    First, EAS is beholden to the Association of Southeast Asian Nations (ASEAN) as progenitor of this regional forum. Mahathir Mohamad, current Prime Minister of Malaysia, is considered to be behind the idea of EAS. The inclusion of the United States and Russia was designed to accommodate two belligerents in the past, currently with a suspicious outlook vis-à-vis each other.

    Second, China as member of the EAS is relatively quiescent at the forum which may be perhaps owing to its own strategies in creating a world order with financial institutions and security initiatives lending a strong Asian flavour, albeit with characteristics increasingly determined by Xi Jinping. China in the EAS is to be watched - as participant, subversive or an actor willing to allow other multilateral forums to co-exist with its ambitious plans for the region and beyond.

    Third, with several member countries of the EAS plagued by internal discord, the forum has not displayed any resolve in discussing issues in Myanmar for example.

    Fourth, the EAS needs to discuss ‘bread and butter’ issues. There appears to be a multi-tiered EAS with the United States, Japan, Australia, New Zealand, South Korea and Singapore being wealthy, yet not pushing their weight so far. China and Russia comprise another tier, with being in the United Nations Security Council (UNSC) playing a role at the EAS and members in the forum wanting to not let the UNSC discuss issues pertaining to the region. The other members of the EAS, including India, are actors on the global stage with global outlook, but held behind by various other compulsions - mostly internal.

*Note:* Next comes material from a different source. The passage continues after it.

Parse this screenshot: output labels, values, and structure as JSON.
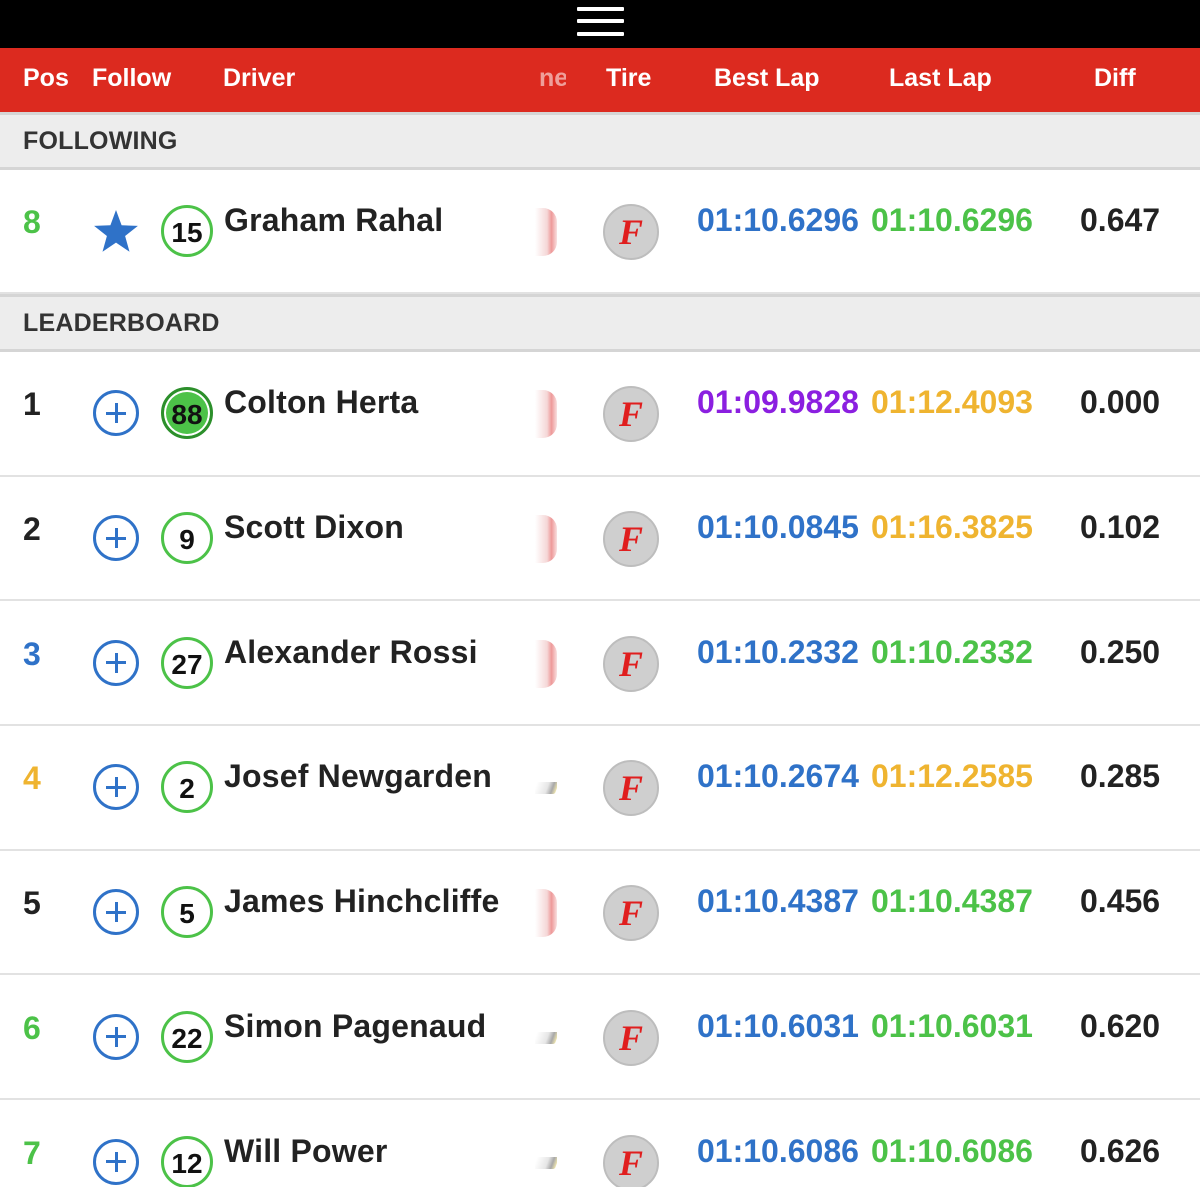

    Fifth, the EAS could become a voice that matters if a charter reflecting goals for the region are listed out and acted upon. Unlike the United States that speaks democracy and foment wars, the EAS needs to think of resolving disputes in the region by enhancing connectivity within the EAS - political, financial and social.

    Sixth, the summit last held in Singapore (2018) presents the EAS as a regular fixture in the Asian calendar for issues pertaining to the region. The regularity of annual summits should not evolve into a talking shop with nothing more than summit declarations and decorations at the end of a forum.

    Dr. Raviprasad Narayanan was earlier Associate Fellow at IDSA. He is presently Associate Professor at Centre for East Asian Studies, Jawaharlal Nehru University, New Delhi.

    Posted on January 07, 2019